This means the onset of Alzheimer’s and other types of neurodegenerative diseases could be detected early and intervention measures could be put in place earlier to slow the progress of these diseases.
Professor David Allsop, professor of neuroscience at Lancaster University, said: “A particularly exciting aspect of the study was the ability to distinguish accurately between Alzheimer’s disease and Lewy body dementia, which are conditions that both result in dementia and can be difficult to separate from each other based on clinical information and symptoms.
“By reduction of misdiagnosed cases and administration of appropriate treatment, many people could benefit from this type of blood test in the future.”
The study was published in the journal Proceedings of the National Academy of Sciences USA.
CAN DEMENTIA BE PREVENTED?
Dr Doug Brown, Director of Research and Development at Alzheimer’s Society, said current methods of diagnosing dementia can be slow and expensive and said a ‘cheap, quick test’ which can accurately identify if someone has dementia is a top priority.
He added: “Blood tests are being widely investigated as a potential way to identify people with dementia, although there is still some way to go to find a test that can detect the condition with enough accuracy.
“Along with detecting dementia early, this approach has the potential to differentiate between different types of dementia, though the accuracy is not yet high enough and would currently lead to mis-diagnoses.
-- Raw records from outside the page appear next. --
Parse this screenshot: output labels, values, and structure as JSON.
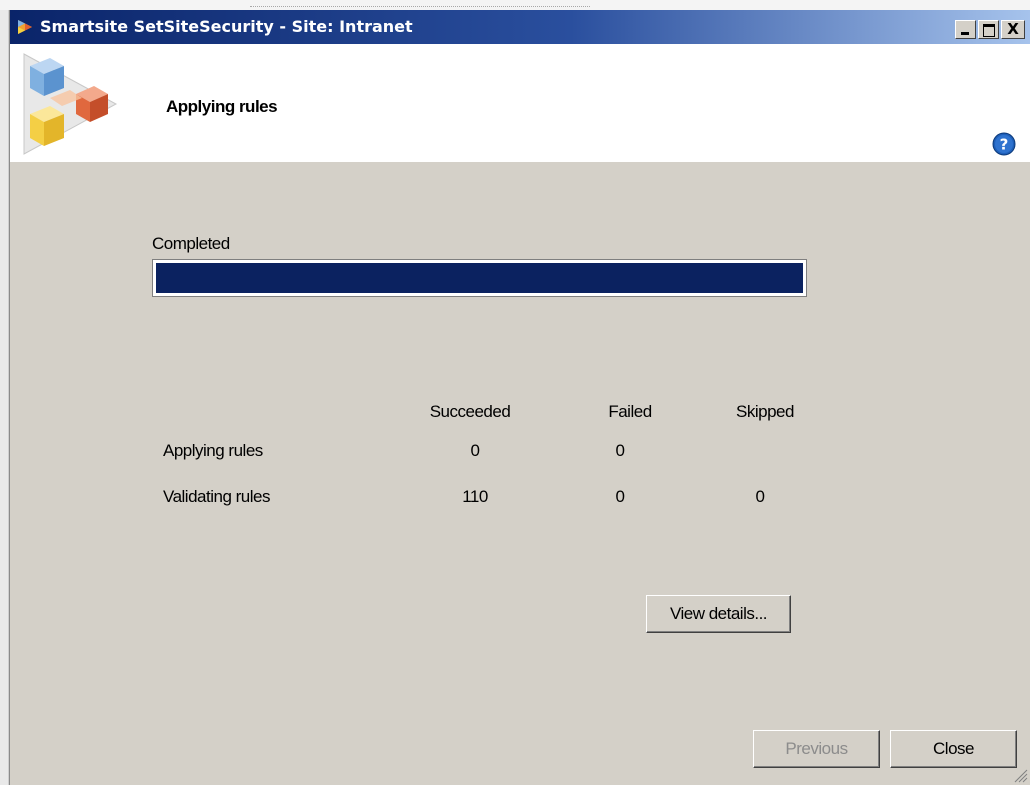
{
  "window": {
    "title": "Smartsite SetSiteSecurity - Site: Intranet",
    "controls": [
      "minimize-icon",
      "maximize-icon",
      "close-icon"
    ],
    "close_glyph": "X"
  },
  "header": {
    "title": "Applying rules",
    "help_icon": "help-icon"
  },
  "progress": {
    "label": "Completed",
    "percent": 100,
    "fill_color": "#0b2260"
  },
  "results": {
    "columns": [
      "Succeeded",
      "Failed",
      "Skipped"
    ],
    "rows": [
      {
        "label": "Applying rules",
        "succeeded": "0",
        "failed": "0",
        "skipped": ""
      },
      {
        "label": "Validating rules",
        "succeeded": "110",
        "failed": "0",
        "skipped": "0"
      }
    ]
  },
  "buttons": {
    "view_details": "View details...",
    "previous": "Previous",
    "close": "Close"
  },
  "colors": {
    "titlebar_start": "#0a2469",
    "titlebar_end": "#a6c3ec",
    "dialog_background": "#d4d0c8"
  }
}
More development is needed to improve the accuracy before the test could reach the clinic, and to ensure these results can be reproduced and replicated
“Blood tests are just one avenue we’re exploring to identify dementia in people earlier. Alzheimer’s Society is also funding studies that identify a wide range of biological signals through cerebrospinal fluid, brain scans and saliva to better detect who is at risk of developing dementia.”